▶ WORK TO COMPLETE
The entire listing that follows must be repeated exactly, pictures excluded.

▶ PROVIDED DATA

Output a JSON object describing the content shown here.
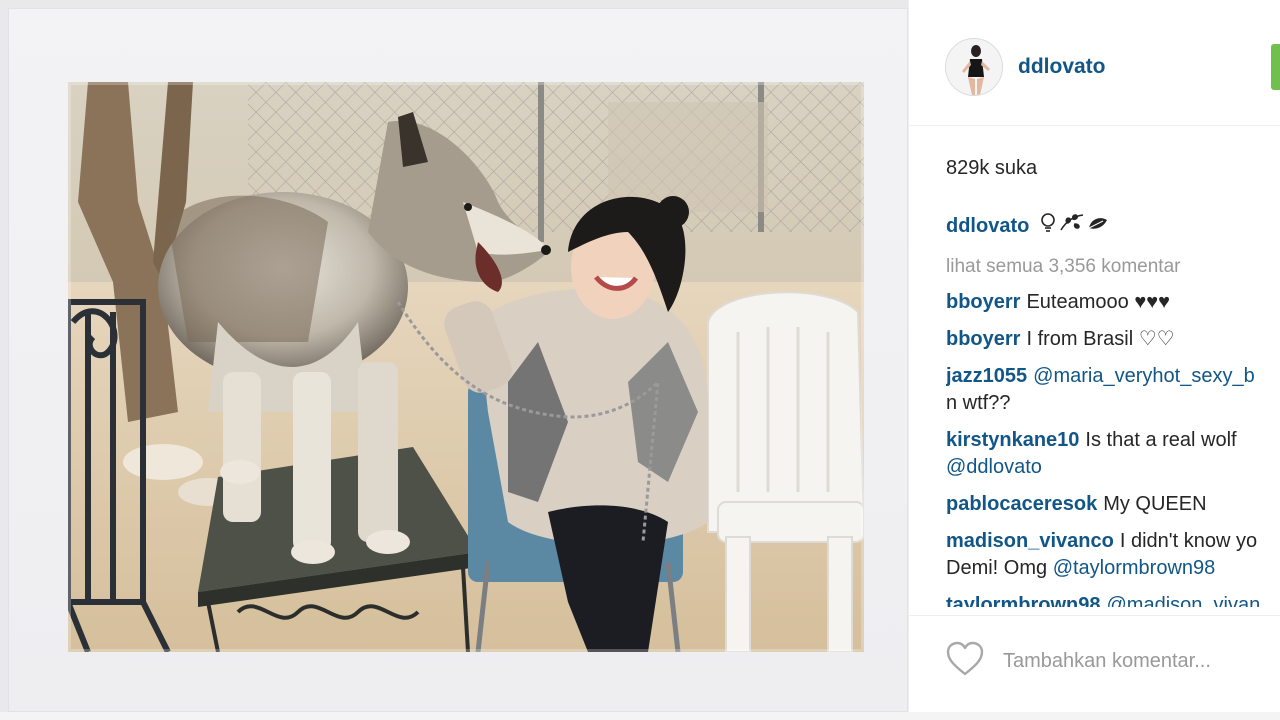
{
  "post": {
    "username": "ddlovato",
    "follow_color": "#70c050",
    "likes": "829k suka",
    "caption": {
      "username": "ddlovato",
      "icons": [
        "lightbulb-icon",
        "leaf-vine-icon",
        "leaf-icon"
      ]
    },
    "view_all": "lihat semua 3,356 komentar",
    "comments": [
      {
        "user": "bboyerr",
        "text": "Euteamooo ♥♥♥"
      },
      {
        "user": "bboyerr",
        "text": "I from Brasil ♡♡"
      },
      {
        "user": "jazz1055",
        "mention": "@maria_veryhot_sexy_b",
        "text": "n wtf??"
      },
      {
        "user": "kirstynkane10",
        "text": "Is that a real wolf",
        "mention": "@ddlovato"
      },
      {
        "user": "pablocaceresok",
        "text": "My QUEEN"
      },
      {
        "user": "madison_vivanco",
        "text": "I didn't know yo",
        "text2": "Demi! Omg",
        "mention": "@taylormbrown98"
      },
      {
        "user": "taylormbrown98",
        "text": "@madison_vivan"
      }
    ],
    "comment_placeholder": "Tambahkan komentar..."
  },
  "colors": {
    "link": "#125688",
    "text": "#262626",
    "muted": "#999999"
  }
}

▶ ANSWER TO THIS PROBLEM
Output a JSON object describing the content shown here.
{
  "post": {
    "username": "ddlovato",
    "follow_color": "#70c050",
    "likes": "829k suka",
    "caption": {
      "username": "ddlovato",
      "icons": [
        "lightbulb-icon",
        "leaf-vine-icon",
        "leaf-icon"
      ]
    },
    "view_all": "lihat semua 3,356 komentar",
    "comments": [
      {
        "user": "bboyerr",
        "text": "Euteamooo ♥♥♥"
      },
      {
        "user": "bboyerr",
        "text": "I from Brasil ♡♡"
      },
      {
        "user": "jazz1055",
        "mention": "@maria_veryhot_sexy_b",
        "text": "n wtf??"
      },
      {
        "user": "kirstynkane10",
        "text": "Is that a real wolf",
        "mention": "@ddlovato"
      },
      {
        "user": "pablocaceresok",
        "text": "My QUEEN"
      },
      {
        "user": "madison_vivanco",
        "text": "I didn't know yo",
        "text2": "Demi! Omg",
        "mention": "@taylormbrown98"
      },
      {
        "user": "taylormbrown98",
        "text": "@madison_vivan"
      }
    ],
    "comment_placeholder": "Tambahkan komentar..."
  },
  "colors": {
    "link": "#125688",
    "text": "#262626",
    "muted": "#999999"
  }
}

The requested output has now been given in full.